For all the EU and EEA residents who are planning to travel with pets to the UK, no worries if the pet passport was issued by an EU member state, as it will remain valid. Make sure with the vet that the blood test sample is taken at least 30 days after the date of vaccination. If your pet's blood test is successful, they will be able to return from the UK to the EU.
We crashed in Europe, what now?
In case of any involvement in road accidents, you will need to fill the European Accident Statement report (EAS), which has the facts about the accident and can help you with the insurance claims. But be careful as the EAS you might be given from the other driver involved in the accident might be in a language you might not even speak.
To avoid the language barrier or any unwanted future issues while trying to prove a point in your accident, get the EAS form in your (English) language before driving your car hire to Europe after Brexit, here. The form is usually provided by your insurance company if you are an EU resident. We advise you to sign the EAS only under the circumstances of understanding the situation and language in which it is described.
We also strongly suggest checking if the car you are hiring or taking to drive to EU is breakdown covered, as UK breakdown coverage is rarely valid abroad. You might need to upgrade the coverage policy for the duration of your travel. The best option is the Continental Cover, which provides drivers with all the necessary documentation to prove insurance cover together with 24-hour assistance while you are in Europe. When reserving an appointment to take care of the Continental Cover you will need the following details:
- Number of people who will be travelling in the car,
- Names of all the drivers in the car,
- Countries you are planning on visiting while travelling,
- Rental length – total of days while you will have the rental car.
Note: The price for Continental Cover depends on the rental length. The longer the trip, the higher the price.
Better being safe than sorry, right?
No-deal no data roam
Currently, the cost of calls, sending text messages and ”surfing the web”, or better yet scrolling through social media, is the same in the UK as it is in the EU. However, that will all change if the UK leaves without a deal. Mobile service and communication providers in the UK will no longer be bound to EU data roaming rules and vice versa of course.
Keep in mind, the costs of using data roaming, calls and messages might go up resulting in extra charges on your mobile bill. The extra charges depend on your mobile service provider and network. Before you hit the road with your car hire after Brexit, check with your mobile service provider about the possible extra costs of using data roaming in the UK and EU. To avoid extra (high) charges try to find free Wi-Fi locations.
General recommendations for driving in Europe
If this is your first time driving to Europe, we recommend you service your car before hitting the road. Check if there is enough water, coolant, and oil in the car and if there is enough pressure in the tires. After Brexit, you will also need to make sure the GB sticker will be on display, alongside with the visible licence plate.
Europe has a rule about what kits and equipment you will always need to have in the car. We strongly suggest you check with your car rental company what is already included in the car as they are not responsible for having all the necessary or compulsory equipment, therefore, the driver of the car is. Here is what you must have:
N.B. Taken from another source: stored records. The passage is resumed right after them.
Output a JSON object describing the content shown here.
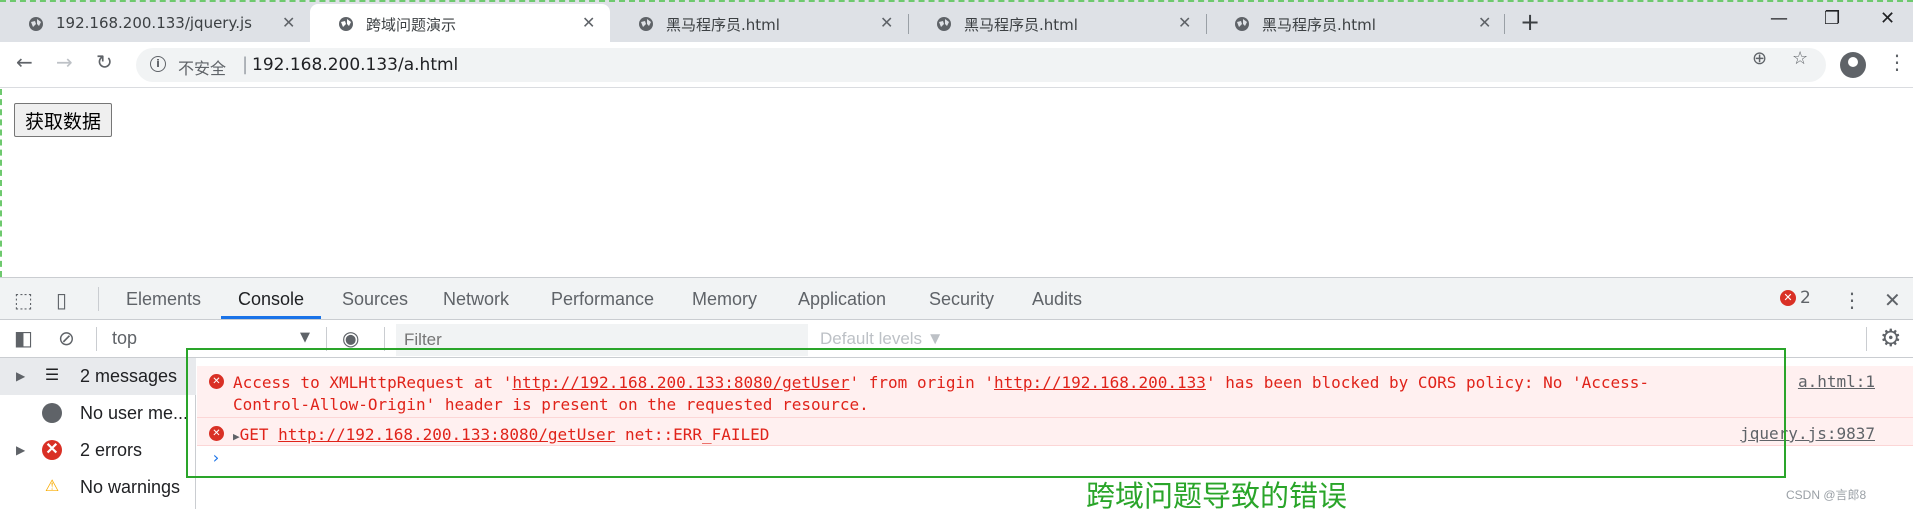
{
  "browser": {
    "tabs": [
      {
        "title": "192.168.200.133/jquery.js",
        "active": false
      },
      {
        "title": "跨域问题演示",
        "active": true
      },
      {
        "title": "黑马程序员.html",
        "active": false
      },
      {
        "title": "黑马程序员.html",
        "active": false
      },
      {
        "title": "黑马程序员.html",
        "active": false
      }
    ],
    "new_tab": "+",
    "window_controls": {
      "minimize": "—",
      "restore": "❐",
      "close": "✕"
    },
    "insecure_label": "不安全",
    "url": "192.168.200.133/a.html"
  },
  "page": {
    "button_label": "获取数据"
  },
  "devtools": {
    "tabs": [
      "Elements",
      "Console",
      "Sources",
      "Network",
      "Performance",
      "Memory",
      "Application",
      "Security",
      "Audits"
    ],
    "active_tab": "Console",
    "error_count": "2",
    "context": "top",
    "filter_placeholder": "Filter",
    "levels": "Default levels ▼",
    "sidebar": [
      {
        "label": "2 messages",
        "icon": "list-icon"
      },
      {
        "label": "No user me...",
        "icon": "user-icon"
      },
      {
        "label": "2 errors",
        "icon": "error-icon"
      },
      {
        "label": "No warnings",
        "icon": "warning-icon"
      }
    ],
    "messages": [
      {
        "pre1": "Access to XMLHttpRequest at '",
        "link1": "http://192.168.200.133:8080/getUser",
        "mid": "' from origin '",
        "link2": "http://192.168.200.133",
        "post": "' has been blocked by CORS policy: No 'Access-Control-Allow-Origin' header is present on the requested resource.",
        "source": "a.html:1"
      },
      {
        "pre1": "GET ",
        "link1": "http://192.168.200.133:8080/getUser",
        "post": " net::ERR_FAILED",
        "source": "jquery.js:9837"
      }
    ],
    "prompt": "›"
  },
  "annotation": "跨域问题导致的错误",
  "watermark": "CSDN @言郎8",
  "colors": {
    "error": "#d93025",
    "highlight": "#2aa52a",
    "accent": "#1a73e8"
  }
}
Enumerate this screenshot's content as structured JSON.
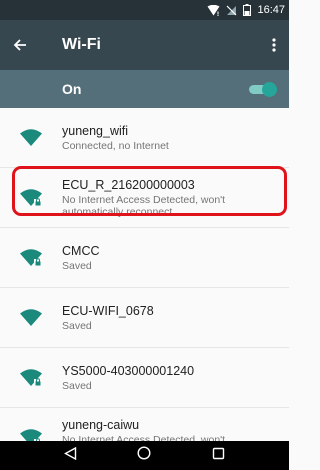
{
  "status_bar": {
    "time": "16:47"
  },
  "app_bar": {
    "title": "Wi-Fi"
  },
  "toggle": {
    "label": "On",
    "enabled": true
  },
  "networks": [
    {
      "ssid": "yuneng_wifi",
      "status": "Connected, no Internet",
      "icon": "wifi-icon"
    },
    {
      "ssid": "ECU_R_216200000003",
      "status": "No Internet Access Detected, won't automatically reconnect.",
      "icon": "wifi-locked-icon"
    },
    {
      "ssid": "CMCC",
      "status": "Saved",
      "icon": "wifi-locked-icon"
    },
    {
      "ssid": "ECU-WIFI_0678",
      "status": "Saved",
      "icon": "wifi-icon"
    },
    {
      "ssid": "YS5000-403000001240",
      "status": "Saved",
      "icon": "wifi-locked-icon"
    },
    {
      "ssid": "yuneng-caiwu",
      "status": "No Internet Access Detected, won't automatically reconnect.",
      "icon": "wifi-locked-icon"
    }
  ],
  "colors": {
    "accent": "#26a69a",
    "highlight": "#e0131b",
    "app_bar": "#37474f",
    "toggle_bar": "#546e7a"
  }
}
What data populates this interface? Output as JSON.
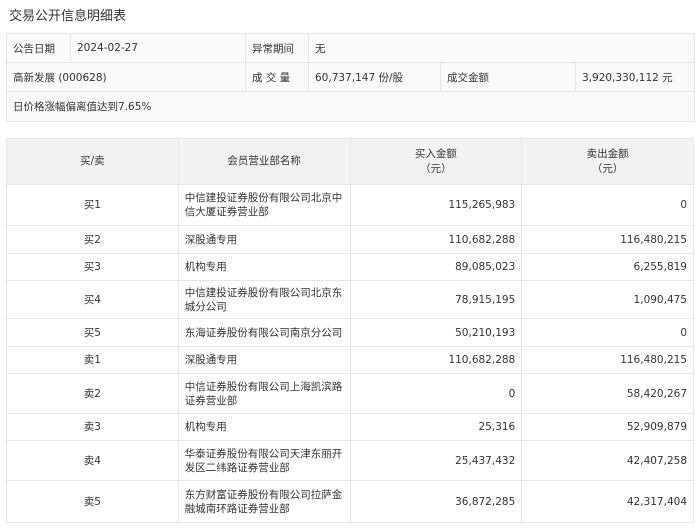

- First-aid kit, which shouldn’t be older than 5 years. Check what the first aid kit must include by EU standards, here,
- Toolkit, which includes spare lights etc.,
- Headlight converter stickers,
- Snow chains or winter tires – depending on what and which EU/EEA countries you are travelling to,
- Reflective jacket,
- Red warning triangle, which usually comes with the car, but we recommend checking if yours has one,
- Fire extinguisher.
For longer drives, we would advise you to take enough breaks in between to freshen up a bit. Also, a good thing to always have in the car is a bottle of water to avoid dehydration, especially during hot summer days. You never know when you might get stuck in traffic.
Last, but not least – make sure you are driving on the RIGHT side of the road!